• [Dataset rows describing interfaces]
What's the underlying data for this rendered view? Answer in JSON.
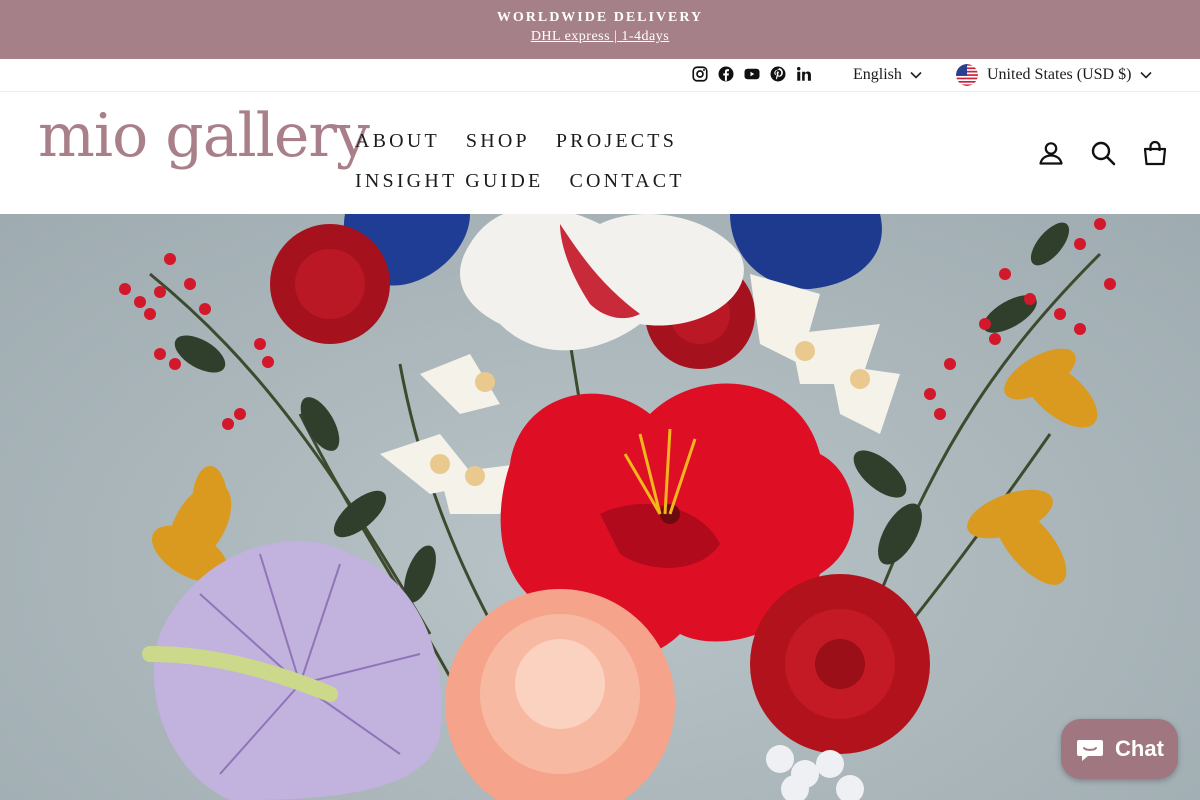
{
  "announcement": {
    "headline": "WORLDWIDE DELIVERY",
    "subline": "DHL express | 1-4days"
  },
  "utility": {
    "social_icons": [
      "instagram-icon",
      "facebook-icon",
      "youtube-icon",
      "pinterest-icon",
      "linkedin-icon"
    ],
    "language": "English",
    "currency": "United States (USD $)"
  },
  "header": {
    "logo": "mio gallery",
    "nav": [
      "ABOUT",
      "SHOP",
      "PROJECTS",
      "INSIGHT GUIDE",
      "CONTACT"
    ],
    "icons": [
      "account-icon",
      "search-icon",
      "cart-icon"
    ]
  },
  "hero": {
    "image": "paper-flower-bouquet-image"
  },
  "chat": {
    "label": "Chat"
  },
  "colors": {
    "brand": "#a68089",
    "text": "#1c1c1c",
    "chat": "#a07780"
  }
}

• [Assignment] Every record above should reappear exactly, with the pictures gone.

• [Answer]
What's the underlying data for this rendered view? Answer in JSON.
{
  "announcement": {
    "headline": "WORLDWIDE DELIVERY",
    "subline": "DHL express | 1-4days"
  },
  "utility": {
    "social_icons": [
      "instagram-icon",
      "facebook-icon",
      "youtube-icon",
      "pinterest-icon",
      "linkedin-icon"
    ],
    "language": "English",
    "currency": "United States (USD $)"
  },
  "header": {
    "logo": "mio gallery",
    "nav": [
      "ABOUT",
      "SHOP",
      "PROJECTS",
      "INSIGHT GUIDE",
      "CONTACT"
    ],
    "icons": [
      "account-icon",
      "search-icon",
      "cart-icon"
    ]
  },
  "hero": {
    "image": "paper-flower-bouquet-image"
  },
  "chat": {
    "label": "Chat"
  },
  "colors": {
    "brand": "#a68089",
    "text": "#1c1c1c",
    "chat": "#a07780"
  }
}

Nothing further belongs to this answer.